Learning Outcomes

Upon successful completion, students will have the knowledge and skills to:

  1. Describe the main principles and practices of Indigenous Diplomacy in pre-colonial Australia and critically evaluate the ways in which Indigenous peoples have used their traditional practices, knowledges, and experiences in the contemporary international system.
  2. Evaluate how the principles and practices of Indigenous Diplomacy can be valuable in negotiating contemporary inter-nation disputes and transnation governance.
  3. Explain the concepts and principles involved in Indigenous diplomacy within the Australian state in relation to treaty, reconciliation, and constitutional recognition; in particular around the struggle for diplomatic recognition. 
  4. Evaluate the effectiveness of culture, values, and principles involved in the development of the concepts of Voice and Makarrata as proposed in the Uluru Statement From the Heart.
  5. Critically compare Indigenous principles and practices with contemporary western derived inter-state diplomacy, and in particular the contribution such principles might make to broader understandings of diplomacy in the contemporary world.
  6. Demonstrate a sophisticated awareness of the relationality of Indigenous inter-polity relations with western political systems, including both traditional and contemporary practices of diplomacy.
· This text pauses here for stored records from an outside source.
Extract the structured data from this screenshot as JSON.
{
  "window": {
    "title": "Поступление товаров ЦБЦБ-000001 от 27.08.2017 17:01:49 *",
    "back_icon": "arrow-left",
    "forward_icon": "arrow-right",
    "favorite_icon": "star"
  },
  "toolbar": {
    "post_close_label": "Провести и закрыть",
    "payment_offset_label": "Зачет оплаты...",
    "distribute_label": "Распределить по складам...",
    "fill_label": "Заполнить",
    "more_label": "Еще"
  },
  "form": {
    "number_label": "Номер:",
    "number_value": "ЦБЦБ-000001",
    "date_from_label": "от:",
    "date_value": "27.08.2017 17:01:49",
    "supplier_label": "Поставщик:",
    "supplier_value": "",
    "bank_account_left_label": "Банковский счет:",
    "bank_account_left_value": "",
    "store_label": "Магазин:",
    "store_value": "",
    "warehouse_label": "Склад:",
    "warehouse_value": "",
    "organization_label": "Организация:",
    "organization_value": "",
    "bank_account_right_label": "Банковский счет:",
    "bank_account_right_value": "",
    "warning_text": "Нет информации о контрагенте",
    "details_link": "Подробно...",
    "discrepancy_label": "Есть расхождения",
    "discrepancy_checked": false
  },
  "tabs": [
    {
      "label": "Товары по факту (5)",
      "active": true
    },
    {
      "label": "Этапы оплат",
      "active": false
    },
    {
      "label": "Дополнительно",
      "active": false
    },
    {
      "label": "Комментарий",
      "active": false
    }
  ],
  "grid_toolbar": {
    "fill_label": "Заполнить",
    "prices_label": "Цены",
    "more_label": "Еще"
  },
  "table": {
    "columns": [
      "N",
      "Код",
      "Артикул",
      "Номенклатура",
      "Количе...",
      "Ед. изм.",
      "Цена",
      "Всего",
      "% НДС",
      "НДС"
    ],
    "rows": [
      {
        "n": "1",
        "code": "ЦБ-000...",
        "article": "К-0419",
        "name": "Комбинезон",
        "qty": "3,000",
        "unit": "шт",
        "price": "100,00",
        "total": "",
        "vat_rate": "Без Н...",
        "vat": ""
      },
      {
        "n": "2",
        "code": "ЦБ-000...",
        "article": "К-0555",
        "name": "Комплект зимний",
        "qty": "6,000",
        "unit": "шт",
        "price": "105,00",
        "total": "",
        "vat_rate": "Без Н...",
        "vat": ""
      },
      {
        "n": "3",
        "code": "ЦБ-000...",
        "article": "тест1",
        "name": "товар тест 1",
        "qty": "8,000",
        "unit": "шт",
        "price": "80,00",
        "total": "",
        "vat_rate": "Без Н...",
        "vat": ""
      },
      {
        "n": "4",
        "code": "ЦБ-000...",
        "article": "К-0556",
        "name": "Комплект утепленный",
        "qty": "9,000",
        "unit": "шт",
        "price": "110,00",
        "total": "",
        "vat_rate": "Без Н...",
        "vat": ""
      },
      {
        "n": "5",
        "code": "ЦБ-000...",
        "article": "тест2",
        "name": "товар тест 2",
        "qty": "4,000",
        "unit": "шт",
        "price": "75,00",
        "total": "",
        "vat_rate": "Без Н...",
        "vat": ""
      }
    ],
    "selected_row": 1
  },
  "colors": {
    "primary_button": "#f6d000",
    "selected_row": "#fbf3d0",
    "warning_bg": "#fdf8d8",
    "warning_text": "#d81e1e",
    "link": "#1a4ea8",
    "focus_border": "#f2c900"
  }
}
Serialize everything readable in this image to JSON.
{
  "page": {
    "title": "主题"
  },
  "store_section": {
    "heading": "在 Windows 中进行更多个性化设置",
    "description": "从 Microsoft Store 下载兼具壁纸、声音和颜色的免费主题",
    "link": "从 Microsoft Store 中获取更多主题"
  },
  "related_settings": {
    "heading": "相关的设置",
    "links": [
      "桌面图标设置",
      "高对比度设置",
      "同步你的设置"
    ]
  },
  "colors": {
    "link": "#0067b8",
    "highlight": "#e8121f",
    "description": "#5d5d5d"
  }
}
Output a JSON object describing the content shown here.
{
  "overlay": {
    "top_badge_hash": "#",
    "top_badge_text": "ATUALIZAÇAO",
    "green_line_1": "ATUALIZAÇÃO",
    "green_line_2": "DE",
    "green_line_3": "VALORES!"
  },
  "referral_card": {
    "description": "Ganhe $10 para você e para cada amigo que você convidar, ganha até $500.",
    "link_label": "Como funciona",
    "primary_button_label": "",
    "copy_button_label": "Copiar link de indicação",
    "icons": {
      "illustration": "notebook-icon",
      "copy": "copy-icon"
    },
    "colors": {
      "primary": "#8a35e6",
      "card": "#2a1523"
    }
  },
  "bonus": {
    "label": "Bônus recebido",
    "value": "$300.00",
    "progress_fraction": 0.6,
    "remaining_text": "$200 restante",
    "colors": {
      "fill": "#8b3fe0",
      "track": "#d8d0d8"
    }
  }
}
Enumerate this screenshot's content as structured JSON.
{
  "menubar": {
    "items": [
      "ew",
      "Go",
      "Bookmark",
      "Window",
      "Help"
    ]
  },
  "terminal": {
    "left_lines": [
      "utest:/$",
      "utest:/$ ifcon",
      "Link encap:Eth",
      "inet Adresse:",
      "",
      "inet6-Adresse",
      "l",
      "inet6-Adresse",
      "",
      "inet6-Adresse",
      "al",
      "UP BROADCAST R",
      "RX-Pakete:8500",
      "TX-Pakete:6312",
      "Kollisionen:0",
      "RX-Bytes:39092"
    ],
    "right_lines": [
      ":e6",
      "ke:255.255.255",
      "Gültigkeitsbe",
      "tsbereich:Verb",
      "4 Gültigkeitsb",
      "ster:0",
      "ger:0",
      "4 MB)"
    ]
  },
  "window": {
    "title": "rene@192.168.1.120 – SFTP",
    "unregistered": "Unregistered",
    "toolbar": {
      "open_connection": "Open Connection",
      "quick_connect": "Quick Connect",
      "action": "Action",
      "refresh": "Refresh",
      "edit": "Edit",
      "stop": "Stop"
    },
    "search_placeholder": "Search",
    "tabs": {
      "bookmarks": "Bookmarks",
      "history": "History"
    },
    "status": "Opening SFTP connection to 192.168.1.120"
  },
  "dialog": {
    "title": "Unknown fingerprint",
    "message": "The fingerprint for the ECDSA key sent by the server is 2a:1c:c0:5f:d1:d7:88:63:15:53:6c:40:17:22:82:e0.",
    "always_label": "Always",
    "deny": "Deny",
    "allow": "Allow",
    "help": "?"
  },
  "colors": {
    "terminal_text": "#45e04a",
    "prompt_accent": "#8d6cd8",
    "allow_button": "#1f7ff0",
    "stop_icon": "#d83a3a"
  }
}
Indicative Assessment

  1. Reflection papers x3 (500 words / 10% each) (30) [LO 1,2,3]
  2. Statement of Intent Research Proposal (1000 words) (20) [LO 1,4,5,6]
  3. Research Essay (3,500 words) (50) [LO 1,2,3,4,5,6]

The ANU uses Turnitin to enhance student citation and referencing techniques, and to assess assignment submissions as a component of the University's approach to managing Academic Integrity. While the use of Turnitin is not mandatory, the ANU highly recommends Turnitin is used by both teaching staff and students. For additional information regarding Turnitin please visit the ANU Online website.

Workload

This course requires some 130 hours of work from students, split over face-to-face and self-directed learning.

Requisite and Incompatibility

You will need to contact the Coral Bell School of Asia Pacific Affairs to request a permission code to enrol in this course.

Prescribed Texts

None

Preliminary Reading

A list of relevant readings will be provided each time the course is timetabled.

Assumed Knowledge

Students would benefit from having taken the required Diplomacy Studies courses, including

DIPL8001 Transnational Diplomacy (6 units)

INTR8068 Foreign Policy Analysis (6 units)

Fees

Tuition fees are for the academic year indicated at the top of the page.  

Commonwealth Support (CSP) Students
If you have been offered a Commonwealth supported place, your fees are set by the Australian Government for each course. At ANU 1 EFTSL is 48 units (normally 8 x 6-unit courses). More information about your student contribution amount for each course at Fees

Student Contribution Band:
14
Unit value:
6 units

If you are a domestic graduate coursework student with a Domestic Tuition Fee (DTF) place or international student you will be required to pay course tuition fees (see below). Course tuition fees are indexed annually. Further information for domestic and international students about tuition and other fees can be found at Fees.

Where there is a unit range displayed for this course, not all unit options below may be available.

Units EFTSL
6.00 0.12500
Domestic fee paying students
Year Fee
2024 $4440
International fee paying students
Year Fee
2024 $6360
Note: Please note that fee information is for current year only.

Offerings, Dates and Class Summary Links

ANU utilises MyTimetable to enable students to view the timetable for their enrolled courses, browse, then self-allocate to small teaching activities / tutorials so they can better plan their time. Find out more on the Timetable webpage.

The list of offerings for future years is indicative only.
Class summaries, if available, can be accessed by clicking on the View link for the relevant class number.

Second Semester

Class number Class start date Last day to enrol Census date Class end date Mode Of Delivery Class Summary
9306 22 Jul 2024 29 Jul 2024 31 Aug 2024 25 Oct 2024 In Person View

Responsible Officer: Registrar, Student Administration / Page Contact: Website Administrator / Frequently Asked Questions